• **Required action**: Run through the data and copy out every line that mentions the word "ESTUDIANTES".
─── Supplied records
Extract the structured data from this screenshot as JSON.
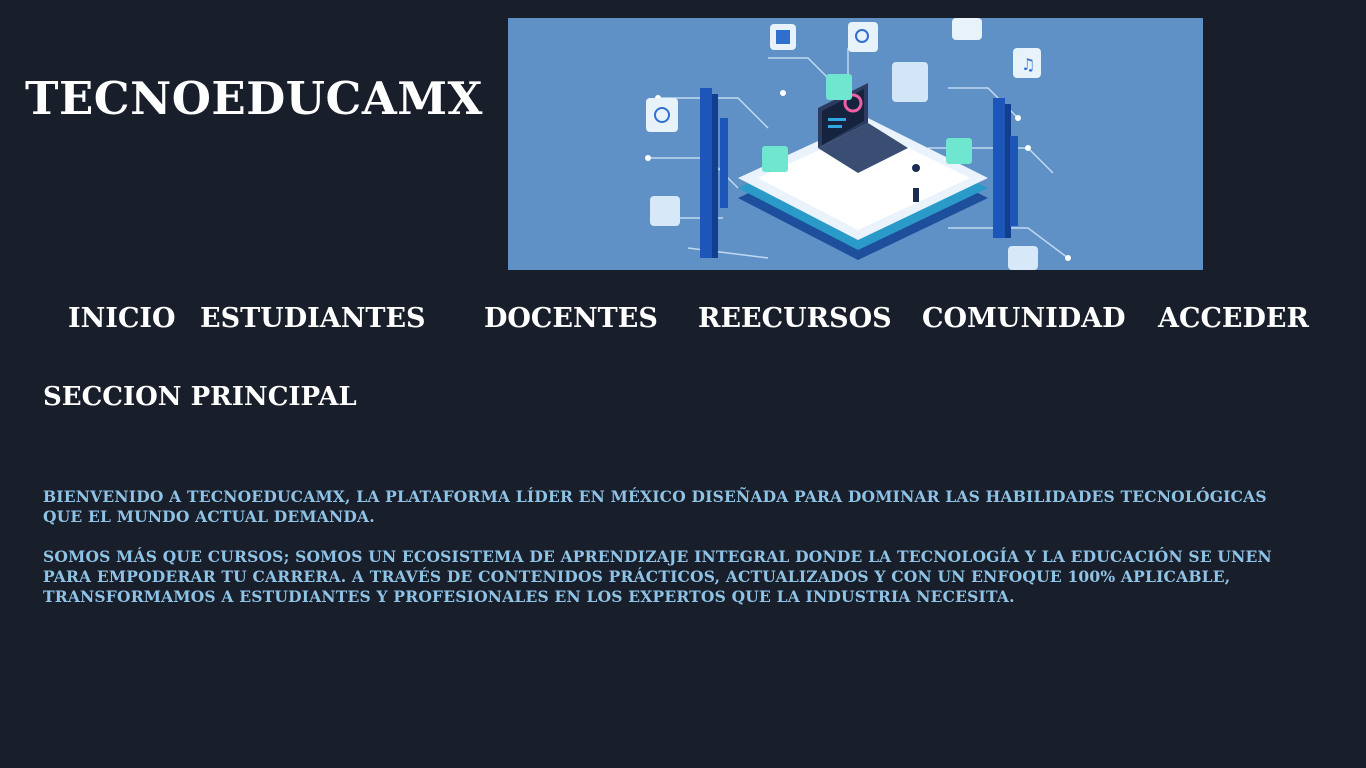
{
  "site": {
    "title": "TECNOEDUCAMX"
  },
  "nav": {
    "items": [
      {
        "label": "INICIO"
      },
      {
        "label": "ESTUDIANTES"
      },
      {
        "label": "DOCENTES"
      },
      {
        "label": "REECURSOS"
      },
      {
        "label": "COMUNIDAD"
      },
      {
        "label": "ACCEDER"
      }
    ]
  },
  "main": {
    "section_title": "SECCION PRINCIPAL",
    "paragraphs": [
      "BIENVENIDO A TECNOEDUCAMX, LA PLATAFORMA LÍDER EN MÉXICO DISEÑADA PARA DOMINAR LAS HABILIDADES TECNOLÓGICAS QUE EL MUNDO ACTUAL DEMANDA.",
      "SOMOS MÁS QUE CURSOS; SOMOS UN ECOSISTEMA DE APRENDIZAJE INTEGRAL DONDE LA TECNOLOGÍA Y LA EDUCACIÓN SE UNEN PARA EMPODERAR TU CARRERA. A TRAVÉS DE CONTENIDOS PRÁCTICOS, ACTUALIZADOS Y CON UN ENFOQUE 100% APLICABLE, TRANSFORMAMOS A ESTUDIANTES Y PROFESIONALES EN LOS EXPERTOS QUE LA INDUSTRIA NECESITA."
    ]
  },
  "colors": {
    "background": "#191e2b",
    "text": "#ffffff",
    "paragraph": "#8fc3e6",
    "hero_bg": "#5f90c6"
  }
}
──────
• **Completed exercise**:
        "label": "ESTUDIANTES"
      "SOMOS MÁS QUE CURSOS; SOMOS UN ECOSISTEMA DE APRENDIZAJE INTEGRAL DONDE LA TECNOLOGÍA Y LA EDUCACIÓN SE UNEN PARA EMPODERAR TU CARRERA. A TRAVÉS DE CONTENIDOS PRÁCTICOS, ACTUALIZADOS Y CON UN ENFOQUE 100% APLICABLE, TRANSFORMAMOS A ESTUDIANTES Y PROFESIONALES EN LOS EXPERTOS QUE LA INDUSTRIA NECESITA."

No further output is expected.